This advice has many benefits, as making sure to keep a positive mindset can actually help in various ways, such as:

  • Increase life span.
  • Lower rates of depression.
  • Lower levels of distress.
  • Offer greater resistance to the common cold.
  • Improve psychological and physical well-being.
  • Reduce risk of death from cardiovascular disease.
  • Improve coping skills during times of stress.
Lucian Hodoboc smiling selfie 2020
Lucian Hodoboc smiling selfie 2020

Since I’m called upon to look for something positive, out of an otherwise bad or sad situation, I will try to do so. I’ve been suffering from chronic pain for a long time, I struggle with mental health problems, such as OCD, anxiety and depression, I’ve been raised in a dysfunctional family and I am too poor to afford the medical help I need. And that list of problems doesn’t even begin to scratch the surface of what I’ve been through. But God has been by my side throughout my life and I trust that He who started a good work in me will complete it and will glorify Himself by showing His mercy on me.

Sometimes, bad experiences have positive lessons to be learned. If you have any such lessons from your life that you would like to share with the world, I invite you to do so (either in a brief paragraph or in more detail) in the comments section below.

Christianity and neuroplasticity

Home Brewed with Jon Hand: Becoming Christian in a Post-Christian World

“We don’t think our way into new ways of living; we live our way into new ways of thinking.” – Richard Rohr.

Do you agree?

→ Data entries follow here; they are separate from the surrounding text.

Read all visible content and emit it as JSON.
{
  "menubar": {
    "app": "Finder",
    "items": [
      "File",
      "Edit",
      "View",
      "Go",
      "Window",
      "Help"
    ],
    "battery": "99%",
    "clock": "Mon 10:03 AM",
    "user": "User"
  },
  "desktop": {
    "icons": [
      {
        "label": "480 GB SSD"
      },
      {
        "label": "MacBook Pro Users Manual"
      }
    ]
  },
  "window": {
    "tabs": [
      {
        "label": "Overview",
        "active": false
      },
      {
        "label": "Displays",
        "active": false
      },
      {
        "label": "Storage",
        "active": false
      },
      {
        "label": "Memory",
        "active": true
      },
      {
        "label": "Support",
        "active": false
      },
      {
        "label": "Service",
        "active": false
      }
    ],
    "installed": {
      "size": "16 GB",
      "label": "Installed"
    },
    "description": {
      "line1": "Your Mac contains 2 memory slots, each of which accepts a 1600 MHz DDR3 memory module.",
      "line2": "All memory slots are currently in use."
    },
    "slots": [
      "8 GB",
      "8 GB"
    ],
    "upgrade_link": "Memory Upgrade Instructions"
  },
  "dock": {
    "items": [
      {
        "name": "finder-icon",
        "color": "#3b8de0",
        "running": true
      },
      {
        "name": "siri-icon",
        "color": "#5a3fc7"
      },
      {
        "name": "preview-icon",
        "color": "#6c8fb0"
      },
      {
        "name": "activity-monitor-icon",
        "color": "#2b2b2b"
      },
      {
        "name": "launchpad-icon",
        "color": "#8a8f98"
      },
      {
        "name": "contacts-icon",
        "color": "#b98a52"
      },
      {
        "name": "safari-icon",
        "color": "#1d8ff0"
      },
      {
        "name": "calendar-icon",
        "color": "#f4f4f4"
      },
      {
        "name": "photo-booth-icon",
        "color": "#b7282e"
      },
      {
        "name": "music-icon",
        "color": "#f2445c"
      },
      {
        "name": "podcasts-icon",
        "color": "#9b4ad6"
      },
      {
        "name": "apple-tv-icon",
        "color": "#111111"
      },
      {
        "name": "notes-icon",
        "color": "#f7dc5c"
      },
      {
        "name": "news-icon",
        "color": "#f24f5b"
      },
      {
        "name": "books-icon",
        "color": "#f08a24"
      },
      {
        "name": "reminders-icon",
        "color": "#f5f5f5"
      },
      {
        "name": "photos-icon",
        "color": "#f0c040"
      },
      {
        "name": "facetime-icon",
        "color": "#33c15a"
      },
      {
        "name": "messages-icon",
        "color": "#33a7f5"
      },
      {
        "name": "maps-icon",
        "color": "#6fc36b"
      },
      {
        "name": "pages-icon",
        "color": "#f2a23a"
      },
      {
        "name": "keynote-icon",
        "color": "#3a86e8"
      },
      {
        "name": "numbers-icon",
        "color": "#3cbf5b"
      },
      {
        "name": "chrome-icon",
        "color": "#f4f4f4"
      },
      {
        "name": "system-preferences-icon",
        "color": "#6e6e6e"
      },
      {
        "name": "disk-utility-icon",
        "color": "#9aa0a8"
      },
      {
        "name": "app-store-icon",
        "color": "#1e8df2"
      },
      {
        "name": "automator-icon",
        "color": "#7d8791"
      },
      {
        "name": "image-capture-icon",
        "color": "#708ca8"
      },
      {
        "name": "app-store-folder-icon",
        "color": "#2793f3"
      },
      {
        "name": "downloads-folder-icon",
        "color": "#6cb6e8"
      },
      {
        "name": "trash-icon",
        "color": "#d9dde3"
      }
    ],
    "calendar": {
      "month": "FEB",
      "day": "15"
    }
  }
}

Share your thoughts in the comments section.

Happy Hanukah, 2020!

Everyday Jewish Mom – Hanukkah: The Basics

The Festival of Hanukah commemorates the rededication of the Temple in Jerusalem after a group of Jewish warriors defeated the occupying Greek armies, about 150 years before Jesus’ birth.

Central to the celebrations is the story that the Temple menorah (seven-lamped candelabrum) miraculously burned for over a week – even though they thought the had only one day’s worth of ritually pure oil left.

They used the extra week to purify themselves and were therefore able to maintain the sacred space.

I recommend watching the following video of Founded In Truth’s YouTube channel if you want to know whether Christians should celebrate Hanukkah:

Why should Christians celebrate Hanukkah?

Happy Hanukah to everyone who celebrates it!

International Day of People with Disability, 2020

This year, on International Disability Day, I want to leave you with this short video created by Australian motivational speaker Tim from AskTim.com.au, about why we should try to find the ability in disability:

https://www.facebook.com/timreplies/posts/2853123825009010

It reminds me of a quote attributed to Mr. Rogers: “It’s not what you can’t do. It’s what you can do that matters.” (or something along those lines)